| ZAGREB, Sept 11
ZAGREB, Sept 11 Croats choose a government for
the second time in less than a year on Sunday, and polls predict
a close outcome and another coalition that lacks a clear mandate
to push through painful cuts and restructuring being urged by
A Social Democrat-led four-party alliance stands to win
about 60 of 151 seats in a fragmented parliament, while its
conservative rival, the Croatian Democratic Union (HDZ), should
be a few seats behind, polls say.
That would leave them seeking support from the centre-right
Most (Bridge) party, also the kingmaker after last November's
elections, which wants to end the 20-year dominance of the big
parties, which it accuses of clientelism and corruption.
The previous HDZ/Most coalition collapsed after just five
months amid rows over political appointments, public
administration reforms and a conflict of interest
Under former Prime Minister Zoran Milanovic, the SDP hopes
to wrest control from the short-lived technocratic government,
but the HDZ hopes a new leader, European Parliamentarian Andrej
Plenkovic, can make up lost ground and renew the coalition.
Any government will face an enormous task in revitalising
one of the European Union's weakest economies, where state
enterprises still dominate and red tape discourages private
Three years after joining, the country's record on drawing
down European funds is poor, a waste of free money that points
to glaring public admnistration shortcomings, contributing to
macroeconomic imbalances seen as excessive by the European
Yet a government that may need the help of even smaller,
populist parties to govern may have every incentive to shy away
from pushing through reform measures.
"Most of our politicians are not really interested in the
economy," said one economic official. "Now we have some growth
and a lower budget deficit, there is a risk that reforms will
Parties offer few details on how to deliver promised higher
standards of living for Croatia's 4.3 million people, where
unemployment runs at 13 percent.

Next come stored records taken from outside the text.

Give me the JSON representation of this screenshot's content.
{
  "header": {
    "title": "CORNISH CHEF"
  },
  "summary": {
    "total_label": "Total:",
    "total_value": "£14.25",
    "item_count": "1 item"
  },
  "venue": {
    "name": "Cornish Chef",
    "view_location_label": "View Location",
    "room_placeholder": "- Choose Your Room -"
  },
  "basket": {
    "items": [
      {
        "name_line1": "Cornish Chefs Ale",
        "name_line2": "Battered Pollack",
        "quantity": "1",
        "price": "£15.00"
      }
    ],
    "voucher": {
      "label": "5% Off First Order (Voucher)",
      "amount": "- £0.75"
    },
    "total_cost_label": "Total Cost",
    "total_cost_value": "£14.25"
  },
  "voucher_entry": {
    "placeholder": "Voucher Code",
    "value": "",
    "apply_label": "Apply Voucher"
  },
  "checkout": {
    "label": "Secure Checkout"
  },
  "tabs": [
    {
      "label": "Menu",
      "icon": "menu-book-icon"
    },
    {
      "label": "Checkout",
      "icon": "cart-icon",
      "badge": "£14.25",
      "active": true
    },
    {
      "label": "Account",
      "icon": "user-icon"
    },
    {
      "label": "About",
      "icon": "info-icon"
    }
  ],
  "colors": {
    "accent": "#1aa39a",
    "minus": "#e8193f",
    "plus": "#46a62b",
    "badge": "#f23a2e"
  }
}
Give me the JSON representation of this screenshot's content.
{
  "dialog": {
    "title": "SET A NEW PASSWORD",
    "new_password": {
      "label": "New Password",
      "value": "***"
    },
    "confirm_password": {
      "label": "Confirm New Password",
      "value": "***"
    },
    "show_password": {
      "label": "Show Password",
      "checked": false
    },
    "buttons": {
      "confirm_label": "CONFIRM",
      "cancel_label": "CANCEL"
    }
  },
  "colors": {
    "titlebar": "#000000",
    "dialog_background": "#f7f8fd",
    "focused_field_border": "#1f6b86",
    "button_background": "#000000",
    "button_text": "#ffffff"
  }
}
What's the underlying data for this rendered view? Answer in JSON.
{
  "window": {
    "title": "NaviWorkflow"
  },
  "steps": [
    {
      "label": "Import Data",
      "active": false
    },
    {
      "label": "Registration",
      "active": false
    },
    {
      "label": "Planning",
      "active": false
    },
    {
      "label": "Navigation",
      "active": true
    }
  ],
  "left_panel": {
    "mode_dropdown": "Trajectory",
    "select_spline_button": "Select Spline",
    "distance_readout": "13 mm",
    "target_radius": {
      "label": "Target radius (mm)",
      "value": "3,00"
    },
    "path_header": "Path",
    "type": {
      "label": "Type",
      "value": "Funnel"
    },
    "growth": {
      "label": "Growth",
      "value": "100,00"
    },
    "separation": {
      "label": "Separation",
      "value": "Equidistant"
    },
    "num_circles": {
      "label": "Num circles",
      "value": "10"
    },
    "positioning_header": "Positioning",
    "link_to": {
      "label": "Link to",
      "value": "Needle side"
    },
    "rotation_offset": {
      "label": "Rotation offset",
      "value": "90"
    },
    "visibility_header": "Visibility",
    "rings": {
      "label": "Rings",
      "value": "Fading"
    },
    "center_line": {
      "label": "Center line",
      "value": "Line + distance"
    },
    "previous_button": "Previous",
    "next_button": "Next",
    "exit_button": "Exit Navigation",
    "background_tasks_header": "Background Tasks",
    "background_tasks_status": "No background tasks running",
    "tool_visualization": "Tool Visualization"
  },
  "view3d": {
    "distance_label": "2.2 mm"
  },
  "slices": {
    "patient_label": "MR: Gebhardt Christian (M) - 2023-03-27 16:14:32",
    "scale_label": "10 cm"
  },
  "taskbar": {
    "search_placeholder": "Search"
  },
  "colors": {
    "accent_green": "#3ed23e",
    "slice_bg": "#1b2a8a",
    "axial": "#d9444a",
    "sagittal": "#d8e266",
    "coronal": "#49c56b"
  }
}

All promise lower taxes to be
financed by expected higher growth.
With public debt at 85 percent of gross domestic product,
Croatia is spending about 3.5 percent of GDP on interest
payments alone. Growth is finally accelerating after six years
of recession ended in 2014, but the 2.5 percent expected this
year is not enough to raise living standards, analysts say.
"Our current growth potential is 1.5-2.5 percent, but we
need at least 3.5-4.0 percent for new jobs and better living
standards," said Raiffeisen analyst Zrinka Zivkovic Matijevic.
(Reporting by Igor Ilic, editing by Thomas Escritt and Angus